A tax bill, dubbed the “Virtual Value Tax Fix Act of 2019” and introduced on July 25 by Representative Ted Budd (NC-R), has been introduced in the United States House of Representatives. The bill, which seeks to allow the exclusion of gain or loss on like-kind exchanges of cryptocurrencies, attempts to introduce amendments to the Internal Revenue Code of 1986 so that “the exchange of virtual currency for virtual currency of like kind” is treated as “the exchange of real property for real property of like kind”, meaning that, if the bill becomes a law, cryptocurrencies will be excluded from double taxation under the Internal Revenue Code.
In order to identify cases of tax evasion, the U.K.’s tax, payment, and customs authority, Her Majesty’s Revenue & Customs (HMRC), has reportedly requested customers’ information (names and transactions) from cryptocurrency exchanges. Allegedly, the authority has requested three exchanges in the U.K. (Coinbase, eToro, and CEX.io) provide users’ information and transaction data, going back two or three years.
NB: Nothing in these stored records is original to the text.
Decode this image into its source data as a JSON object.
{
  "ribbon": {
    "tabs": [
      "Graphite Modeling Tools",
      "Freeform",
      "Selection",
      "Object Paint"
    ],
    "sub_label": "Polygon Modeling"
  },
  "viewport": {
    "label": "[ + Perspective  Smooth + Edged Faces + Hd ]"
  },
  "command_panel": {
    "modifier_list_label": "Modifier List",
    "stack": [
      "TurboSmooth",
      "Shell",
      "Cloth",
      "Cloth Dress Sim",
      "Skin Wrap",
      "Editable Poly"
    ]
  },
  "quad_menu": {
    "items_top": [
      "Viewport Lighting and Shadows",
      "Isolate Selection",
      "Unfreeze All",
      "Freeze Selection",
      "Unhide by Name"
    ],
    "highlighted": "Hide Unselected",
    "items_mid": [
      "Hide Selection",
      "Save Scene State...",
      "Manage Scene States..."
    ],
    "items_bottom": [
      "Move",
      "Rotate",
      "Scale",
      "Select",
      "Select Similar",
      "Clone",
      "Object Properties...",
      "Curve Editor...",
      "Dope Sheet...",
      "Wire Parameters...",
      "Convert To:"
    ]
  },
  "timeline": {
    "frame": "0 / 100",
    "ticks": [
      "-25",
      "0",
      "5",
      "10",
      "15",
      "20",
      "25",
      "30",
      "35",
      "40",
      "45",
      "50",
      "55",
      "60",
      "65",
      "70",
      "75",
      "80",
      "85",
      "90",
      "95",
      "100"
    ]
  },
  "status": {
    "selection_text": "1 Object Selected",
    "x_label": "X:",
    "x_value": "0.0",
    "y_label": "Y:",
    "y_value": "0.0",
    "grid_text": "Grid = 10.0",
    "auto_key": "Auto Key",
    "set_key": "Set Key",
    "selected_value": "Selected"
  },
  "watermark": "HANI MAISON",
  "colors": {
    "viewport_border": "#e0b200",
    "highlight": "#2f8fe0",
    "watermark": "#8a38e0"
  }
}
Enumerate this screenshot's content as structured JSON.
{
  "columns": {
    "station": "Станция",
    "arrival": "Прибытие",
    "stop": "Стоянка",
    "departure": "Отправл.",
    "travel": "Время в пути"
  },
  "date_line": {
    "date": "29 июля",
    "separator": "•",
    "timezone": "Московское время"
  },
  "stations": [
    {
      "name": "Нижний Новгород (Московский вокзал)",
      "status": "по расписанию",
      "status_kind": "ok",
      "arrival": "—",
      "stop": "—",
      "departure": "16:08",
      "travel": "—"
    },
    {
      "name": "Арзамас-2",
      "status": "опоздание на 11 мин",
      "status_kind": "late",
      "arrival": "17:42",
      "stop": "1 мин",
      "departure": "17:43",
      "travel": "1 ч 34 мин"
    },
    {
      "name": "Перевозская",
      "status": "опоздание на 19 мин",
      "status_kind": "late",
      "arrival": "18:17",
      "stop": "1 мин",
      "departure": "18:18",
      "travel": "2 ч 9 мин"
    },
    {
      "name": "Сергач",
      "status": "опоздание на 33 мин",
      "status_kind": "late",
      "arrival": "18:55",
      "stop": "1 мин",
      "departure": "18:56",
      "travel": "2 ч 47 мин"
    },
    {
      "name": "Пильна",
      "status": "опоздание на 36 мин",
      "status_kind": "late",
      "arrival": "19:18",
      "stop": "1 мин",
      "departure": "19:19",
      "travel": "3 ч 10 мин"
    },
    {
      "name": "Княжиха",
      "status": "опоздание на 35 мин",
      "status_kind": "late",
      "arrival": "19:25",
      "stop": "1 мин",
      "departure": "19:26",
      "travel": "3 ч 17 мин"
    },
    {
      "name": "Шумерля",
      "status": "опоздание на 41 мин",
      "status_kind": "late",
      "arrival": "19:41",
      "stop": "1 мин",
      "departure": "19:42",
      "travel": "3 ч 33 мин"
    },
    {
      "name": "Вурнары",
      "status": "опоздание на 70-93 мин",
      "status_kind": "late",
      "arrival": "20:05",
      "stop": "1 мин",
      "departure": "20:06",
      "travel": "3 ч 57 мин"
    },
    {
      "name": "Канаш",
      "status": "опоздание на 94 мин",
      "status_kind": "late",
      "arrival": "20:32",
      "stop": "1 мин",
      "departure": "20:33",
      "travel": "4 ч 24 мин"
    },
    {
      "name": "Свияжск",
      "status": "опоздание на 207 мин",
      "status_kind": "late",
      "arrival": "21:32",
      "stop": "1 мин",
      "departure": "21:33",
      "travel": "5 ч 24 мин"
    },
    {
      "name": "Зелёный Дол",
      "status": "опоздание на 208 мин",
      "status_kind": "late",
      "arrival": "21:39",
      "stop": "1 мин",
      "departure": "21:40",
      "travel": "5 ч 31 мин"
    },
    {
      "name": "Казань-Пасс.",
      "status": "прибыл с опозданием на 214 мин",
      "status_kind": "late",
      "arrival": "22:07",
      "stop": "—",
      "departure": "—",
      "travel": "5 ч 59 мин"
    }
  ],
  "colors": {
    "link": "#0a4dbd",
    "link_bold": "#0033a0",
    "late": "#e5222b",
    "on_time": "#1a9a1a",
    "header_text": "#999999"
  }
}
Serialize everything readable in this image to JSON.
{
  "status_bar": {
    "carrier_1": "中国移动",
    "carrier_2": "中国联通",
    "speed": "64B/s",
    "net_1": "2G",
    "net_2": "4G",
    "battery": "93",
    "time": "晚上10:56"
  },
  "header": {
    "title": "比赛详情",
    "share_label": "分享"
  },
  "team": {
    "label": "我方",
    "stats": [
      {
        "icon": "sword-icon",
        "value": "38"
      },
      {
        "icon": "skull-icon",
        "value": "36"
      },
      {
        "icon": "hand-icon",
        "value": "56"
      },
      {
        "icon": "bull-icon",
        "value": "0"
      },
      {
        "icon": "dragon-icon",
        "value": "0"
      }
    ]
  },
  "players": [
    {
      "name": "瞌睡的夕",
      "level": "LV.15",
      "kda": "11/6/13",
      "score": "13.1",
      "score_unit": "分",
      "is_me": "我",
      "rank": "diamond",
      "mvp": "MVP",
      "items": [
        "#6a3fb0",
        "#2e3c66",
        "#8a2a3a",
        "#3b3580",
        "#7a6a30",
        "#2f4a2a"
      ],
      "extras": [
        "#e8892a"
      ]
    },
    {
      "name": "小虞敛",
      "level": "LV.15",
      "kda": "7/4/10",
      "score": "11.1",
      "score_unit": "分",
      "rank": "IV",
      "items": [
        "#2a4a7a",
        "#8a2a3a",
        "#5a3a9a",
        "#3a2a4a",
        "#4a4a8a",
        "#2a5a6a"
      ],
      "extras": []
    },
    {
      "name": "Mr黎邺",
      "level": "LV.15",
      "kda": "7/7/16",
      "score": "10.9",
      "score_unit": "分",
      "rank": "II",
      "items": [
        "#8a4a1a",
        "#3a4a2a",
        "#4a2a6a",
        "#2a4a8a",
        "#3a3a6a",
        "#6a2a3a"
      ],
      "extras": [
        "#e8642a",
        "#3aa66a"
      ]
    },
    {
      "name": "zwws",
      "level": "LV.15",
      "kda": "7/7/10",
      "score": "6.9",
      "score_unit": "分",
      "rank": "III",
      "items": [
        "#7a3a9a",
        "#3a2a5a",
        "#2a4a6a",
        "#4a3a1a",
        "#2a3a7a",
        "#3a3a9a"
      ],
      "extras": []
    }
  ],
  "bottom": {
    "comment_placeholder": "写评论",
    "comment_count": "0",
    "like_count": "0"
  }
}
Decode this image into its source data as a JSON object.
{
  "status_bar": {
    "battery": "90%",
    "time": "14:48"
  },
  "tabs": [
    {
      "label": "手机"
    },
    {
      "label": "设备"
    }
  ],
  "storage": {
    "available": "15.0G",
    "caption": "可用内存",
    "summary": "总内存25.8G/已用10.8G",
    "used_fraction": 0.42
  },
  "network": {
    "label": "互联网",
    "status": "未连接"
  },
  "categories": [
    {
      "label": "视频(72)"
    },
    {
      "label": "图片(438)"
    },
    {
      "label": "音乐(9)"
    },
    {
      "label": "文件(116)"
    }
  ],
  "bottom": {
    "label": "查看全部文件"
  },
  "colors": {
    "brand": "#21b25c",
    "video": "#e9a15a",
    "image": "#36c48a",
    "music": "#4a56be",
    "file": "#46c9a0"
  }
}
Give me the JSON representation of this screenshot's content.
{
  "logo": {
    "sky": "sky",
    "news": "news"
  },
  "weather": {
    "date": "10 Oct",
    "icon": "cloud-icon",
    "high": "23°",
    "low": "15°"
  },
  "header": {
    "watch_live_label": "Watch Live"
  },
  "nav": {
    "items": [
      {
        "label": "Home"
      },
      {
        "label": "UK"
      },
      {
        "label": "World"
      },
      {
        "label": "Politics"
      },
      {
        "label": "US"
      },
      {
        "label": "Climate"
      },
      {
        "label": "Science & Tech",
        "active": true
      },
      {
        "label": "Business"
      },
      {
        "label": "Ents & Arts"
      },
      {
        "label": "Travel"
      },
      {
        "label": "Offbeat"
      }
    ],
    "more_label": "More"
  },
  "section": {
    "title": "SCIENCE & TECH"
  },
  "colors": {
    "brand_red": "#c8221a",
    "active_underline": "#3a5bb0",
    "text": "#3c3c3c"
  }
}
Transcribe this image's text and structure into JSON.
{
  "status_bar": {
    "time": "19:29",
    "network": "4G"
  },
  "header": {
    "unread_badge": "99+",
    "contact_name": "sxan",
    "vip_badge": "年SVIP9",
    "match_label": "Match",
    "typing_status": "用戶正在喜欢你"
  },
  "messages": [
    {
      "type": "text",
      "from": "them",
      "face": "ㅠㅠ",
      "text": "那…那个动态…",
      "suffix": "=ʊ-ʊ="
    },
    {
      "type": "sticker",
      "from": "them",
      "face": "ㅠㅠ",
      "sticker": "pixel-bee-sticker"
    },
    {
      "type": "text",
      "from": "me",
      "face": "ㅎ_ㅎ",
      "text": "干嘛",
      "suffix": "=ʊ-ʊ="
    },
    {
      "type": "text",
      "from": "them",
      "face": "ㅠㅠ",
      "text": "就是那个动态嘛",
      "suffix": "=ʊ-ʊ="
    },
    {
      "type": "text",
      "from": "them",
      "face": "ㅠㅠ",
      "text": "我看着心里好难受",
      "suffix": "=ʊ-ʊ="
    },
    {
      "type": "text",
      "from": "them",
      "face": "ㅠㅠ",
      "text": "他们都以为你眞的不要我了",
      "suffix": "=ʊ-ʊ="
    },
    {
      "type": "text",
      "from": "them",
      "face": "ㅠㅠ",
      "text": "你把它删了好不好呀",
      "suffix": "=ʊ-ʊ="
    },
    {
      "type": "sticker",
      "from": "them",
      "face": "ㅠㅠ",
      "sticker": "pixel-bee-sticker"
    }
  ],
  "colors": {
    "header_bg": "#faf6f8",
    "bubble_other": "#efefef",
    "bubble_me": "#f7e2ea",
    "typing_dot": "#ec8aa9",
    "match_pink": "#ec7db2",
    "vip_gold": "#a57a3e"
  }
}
HMRC stated that these exchanges have information regarding the transactions their clients have made, which could potentially lead to tax charges.
Lawyers of the messaging app Kik stated in an Aug. 6 court filing that the SEC had resorted to taking quotes out of context and twisting facts due to the lack of evidence that supports the regulator’s claims that Kik had violated the securities laws in its 2017 ICO. “These tactics”, the document reads, “may have gotten the Commission a decent news cycle, but they will not withstand meaningful scrutiny at summary judgment or trial.” The document goes on to state that the SEC is rejecting its governmental duty to justice by twisting facts and providing a “highly selective and misleading depiction” of the events that led to the accusation.
The looming possibility of a recession due to the trade war between China and the U.S. and a no-deal Brexit have led to worldwide turmoil in the economy. In the event of any of those two things happening, Bitcoin and other cryptocurrencies could come out as massive beneficiaries, as many traders would turn to a nationless and decentralized store of value. Specialists say that these events could eventually trigger an identity crisis for the global financial system because it exposes the weaknesses and vulnerabilities of fiat currencies, which would lead to more people turning to cryptocurrencies. The seeds of massive adoption have been planted multiple times in 2019 thanks to increased coverage of crypto in mainstream media, and it seems like germination might be just around the corner.
We wish you a great week,
The COIN360 Editorial Team